[Opening DATA TO USE section]

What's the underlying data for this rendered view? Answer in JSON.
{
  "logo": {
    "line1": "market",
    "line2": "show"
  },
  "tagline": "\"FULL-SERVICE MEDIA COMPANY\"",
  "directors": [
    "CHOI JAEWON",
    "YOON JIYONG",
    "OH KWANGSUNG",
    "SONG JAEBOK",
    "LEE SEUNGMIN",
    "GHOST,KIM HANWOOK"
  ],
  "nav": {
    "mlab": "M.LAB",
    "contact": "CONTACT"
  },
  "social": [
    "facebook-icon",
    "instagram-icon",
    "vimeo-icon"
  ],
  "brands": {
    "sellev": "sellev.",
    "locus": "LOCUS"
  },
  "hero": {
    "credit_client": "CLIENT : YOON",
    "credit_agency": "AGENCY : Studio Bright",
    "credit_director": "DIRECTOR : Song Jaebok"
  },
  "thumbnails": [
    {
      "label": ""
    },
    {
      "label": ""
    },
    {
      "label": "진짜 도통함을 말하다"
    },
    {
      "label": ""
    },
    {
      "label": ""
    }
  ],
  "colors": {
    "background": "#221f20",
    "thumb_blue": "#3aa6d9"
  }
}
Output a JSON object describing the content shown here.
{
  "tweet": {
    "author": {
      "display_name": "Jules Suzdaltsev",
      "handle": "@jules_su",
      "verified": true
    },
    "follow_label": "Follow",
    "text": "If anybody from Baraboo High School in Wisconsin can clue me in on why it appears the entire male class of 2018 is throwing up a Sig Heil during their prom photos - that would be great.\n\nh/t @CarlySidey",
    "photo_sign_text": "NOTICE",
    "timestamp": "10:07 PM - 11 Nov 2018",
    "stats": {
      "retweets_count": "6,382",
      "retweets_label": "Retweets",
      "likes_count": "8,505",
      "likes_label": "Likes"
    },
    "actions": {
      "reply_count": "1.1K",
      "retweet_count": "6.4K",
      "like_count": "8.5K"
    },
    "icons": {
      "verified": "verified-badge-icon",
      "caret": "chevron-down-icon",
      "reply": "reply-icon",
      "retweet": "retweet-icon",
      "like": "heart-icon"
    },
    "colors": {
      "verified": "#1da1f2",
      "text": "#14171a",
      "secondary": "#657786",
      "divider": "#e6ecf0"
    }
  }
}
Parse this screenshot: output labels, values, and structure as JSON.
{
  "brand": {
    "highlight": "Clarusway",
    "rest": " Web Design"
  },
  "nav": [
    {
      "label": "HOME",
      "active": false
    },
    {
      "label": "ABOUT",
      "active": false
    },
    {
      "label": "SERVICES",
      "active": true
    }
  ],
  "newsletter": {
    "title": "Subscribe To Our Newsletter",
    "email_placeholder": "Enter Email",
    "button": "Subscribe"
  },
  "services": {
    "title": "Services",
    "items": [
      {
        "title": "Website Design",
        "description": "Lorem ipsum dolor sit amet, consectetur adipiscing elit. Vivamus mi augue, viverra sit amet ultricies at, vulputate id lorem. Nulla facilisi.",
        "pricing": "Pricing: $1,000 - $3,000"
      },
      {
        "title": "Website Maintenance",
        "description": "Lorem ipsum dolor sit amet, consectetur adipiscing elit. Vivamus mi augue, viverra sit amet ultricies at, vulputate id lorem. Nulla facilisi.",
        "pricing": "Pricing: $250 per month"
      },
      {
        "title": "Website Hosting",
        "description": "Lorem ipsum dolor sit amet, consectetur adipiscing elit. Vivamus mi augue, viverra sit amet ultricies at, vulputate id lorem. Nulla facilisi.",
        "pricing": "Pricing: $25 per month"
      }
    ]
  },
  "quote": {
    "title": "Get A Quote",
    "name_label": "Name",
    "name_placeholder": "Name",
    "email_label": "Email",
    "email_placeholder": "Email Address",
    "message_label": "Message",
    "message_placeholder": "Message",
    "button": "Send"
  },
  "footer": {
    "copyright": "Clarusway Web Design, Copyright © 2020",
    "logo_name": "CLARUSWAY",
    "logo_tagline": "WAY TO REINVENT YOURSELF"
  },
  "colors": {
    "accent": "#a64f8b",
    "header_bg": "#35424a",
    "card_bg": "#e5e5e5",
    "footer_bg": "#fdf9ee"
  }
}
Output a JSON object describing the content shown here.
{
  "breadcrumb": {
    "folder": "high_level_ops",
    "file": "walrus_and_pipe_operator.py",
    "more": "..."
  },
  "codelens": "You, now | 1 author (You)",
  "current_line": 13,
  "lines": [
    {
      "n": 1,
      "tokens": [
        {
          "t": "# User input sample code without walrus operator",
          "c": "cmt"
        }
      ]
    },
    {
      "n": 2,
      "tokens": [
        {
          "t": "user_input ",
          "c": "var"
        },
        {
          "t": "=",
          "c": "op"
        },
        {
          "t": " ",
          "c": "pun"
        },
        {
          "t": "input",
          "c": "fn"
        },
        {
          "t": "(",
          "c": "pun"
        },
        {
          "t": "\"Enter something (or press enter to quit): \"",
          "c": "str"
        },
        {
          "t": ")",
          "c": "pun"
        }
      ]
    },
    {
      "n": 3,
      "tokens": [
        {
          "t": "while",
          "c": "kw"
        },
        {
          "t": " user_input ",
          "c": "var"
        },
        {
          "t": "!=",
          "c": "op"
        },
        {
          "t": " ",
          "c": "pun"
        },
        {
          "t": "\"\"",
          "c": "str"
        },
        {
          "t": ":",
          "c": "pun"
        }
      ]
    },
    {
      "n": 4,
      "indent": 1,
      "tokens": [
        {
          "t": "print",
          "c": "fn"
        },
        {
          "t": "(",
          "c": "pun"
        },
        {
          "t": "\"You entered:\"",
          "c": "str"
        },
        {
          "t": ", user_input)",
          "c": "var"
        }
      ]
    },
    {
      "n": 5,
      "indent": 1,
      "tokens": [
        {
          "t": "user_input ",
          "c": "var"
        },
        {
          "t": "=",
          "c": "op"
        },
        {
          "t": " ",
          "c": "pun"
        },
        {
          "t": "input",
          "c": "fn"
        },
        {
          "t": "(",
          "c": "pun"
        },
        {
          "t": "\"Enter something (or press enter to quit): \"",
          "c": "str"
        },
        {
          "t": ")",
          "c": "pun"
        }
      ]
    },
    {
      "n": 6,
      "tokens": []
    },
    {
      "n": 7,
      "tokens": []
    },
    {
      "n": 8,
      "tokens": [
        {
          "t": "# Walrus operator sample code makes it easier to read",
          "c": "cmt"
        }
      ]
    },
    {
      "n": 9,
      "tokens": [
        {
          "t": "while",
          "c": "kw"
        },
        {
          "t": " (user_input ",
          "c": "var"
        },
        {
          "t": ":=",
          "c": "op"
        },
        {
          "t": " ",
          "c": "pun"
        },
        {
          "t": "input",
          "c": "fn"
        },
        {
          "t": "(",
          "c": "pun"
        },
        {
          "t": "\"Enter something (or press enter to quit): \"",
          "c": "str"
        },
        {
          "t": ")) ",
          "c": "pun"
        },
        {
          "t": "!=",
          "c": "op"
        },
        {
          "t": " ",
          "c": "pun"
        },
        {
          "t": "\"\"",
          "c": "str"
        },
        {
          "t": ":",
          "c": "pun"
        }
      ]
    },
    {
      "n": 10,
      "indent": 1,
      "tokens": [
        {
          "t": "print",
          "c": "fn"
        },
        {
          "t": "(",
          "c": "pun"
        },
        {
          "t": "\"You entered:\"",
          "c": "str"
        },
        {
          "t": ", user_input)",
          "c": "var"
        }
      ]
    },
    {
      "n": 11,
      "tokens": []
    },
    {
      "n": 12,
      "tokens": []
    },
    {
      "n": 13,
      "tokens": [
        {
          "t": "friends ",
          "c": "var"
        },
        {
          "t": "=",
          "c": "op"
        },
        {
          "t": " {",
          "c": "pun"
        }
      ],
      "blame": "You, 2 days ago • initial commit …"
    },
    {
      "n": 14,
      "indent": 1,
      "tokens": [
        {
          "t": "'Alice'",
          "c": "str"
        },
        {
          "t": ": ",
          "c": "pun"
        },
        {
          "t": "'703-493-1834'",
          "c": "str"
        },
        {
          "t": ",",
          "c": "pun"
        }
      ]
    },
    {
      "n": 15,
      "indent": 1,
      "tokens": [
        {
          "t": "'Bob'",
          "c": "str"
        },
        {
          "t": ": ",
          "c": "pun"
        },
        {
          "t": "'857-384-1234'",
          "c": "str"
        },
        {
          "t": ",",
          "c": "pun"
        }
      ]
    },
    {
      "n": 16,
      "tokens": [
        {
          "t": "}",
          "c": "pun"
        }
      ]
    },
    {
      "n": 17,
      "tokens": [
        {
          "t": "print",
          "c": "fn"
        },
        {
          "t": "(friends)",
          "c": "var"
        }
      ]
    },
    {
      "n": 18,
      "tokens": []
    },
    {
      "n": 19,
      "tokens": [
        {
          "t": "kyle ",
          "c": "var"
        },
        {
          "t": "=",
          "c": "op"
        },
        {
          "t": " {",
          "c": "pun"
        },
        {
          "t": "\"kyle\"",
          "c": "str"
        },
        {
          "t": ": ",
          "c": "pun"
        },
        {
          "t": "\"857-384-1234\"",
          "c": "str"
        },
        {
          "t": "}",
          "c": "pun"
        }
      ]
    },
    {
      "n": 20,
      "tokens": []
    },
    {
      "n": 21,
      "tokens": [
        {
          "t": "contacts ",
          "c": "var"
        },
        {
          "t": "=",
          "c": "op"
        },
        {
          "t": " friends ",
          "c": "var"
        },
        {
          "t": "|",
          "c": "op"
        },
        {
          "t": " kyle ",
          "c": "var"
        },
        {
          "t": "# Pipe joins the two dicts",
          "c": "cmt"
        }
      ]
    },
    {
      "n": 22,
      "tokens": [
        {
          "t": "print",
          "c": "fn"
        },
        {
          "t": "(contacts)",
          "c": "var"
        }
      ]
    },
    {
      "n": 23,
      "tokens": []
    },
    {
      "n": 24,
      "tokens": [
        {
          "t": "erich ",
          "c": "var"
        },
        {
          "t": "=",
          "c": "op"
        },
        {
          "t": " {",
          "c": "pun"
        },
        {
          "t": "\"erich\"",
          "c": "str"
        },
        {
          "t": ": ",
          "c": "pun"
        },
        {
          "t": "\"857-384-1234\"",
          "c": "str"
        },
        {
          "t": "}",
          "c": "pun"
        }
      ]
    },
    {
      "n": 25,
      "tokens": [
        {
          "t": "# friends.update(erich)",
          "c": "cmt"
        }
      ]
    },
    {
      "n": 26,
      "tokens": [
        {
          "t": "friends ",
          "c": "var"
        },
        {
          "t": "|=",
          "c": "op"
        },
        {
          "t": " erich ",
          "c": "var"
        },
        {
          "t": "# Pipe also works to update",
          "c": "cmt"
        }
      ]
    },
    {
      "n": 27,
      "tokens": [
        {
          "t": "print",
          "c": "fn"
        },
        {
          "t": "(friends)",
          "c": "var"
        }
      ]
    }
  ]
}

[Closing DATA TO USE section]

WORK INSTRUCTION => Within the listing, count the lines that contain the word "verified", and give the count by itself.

OUTPUT FOR THIS EXERCISE => 3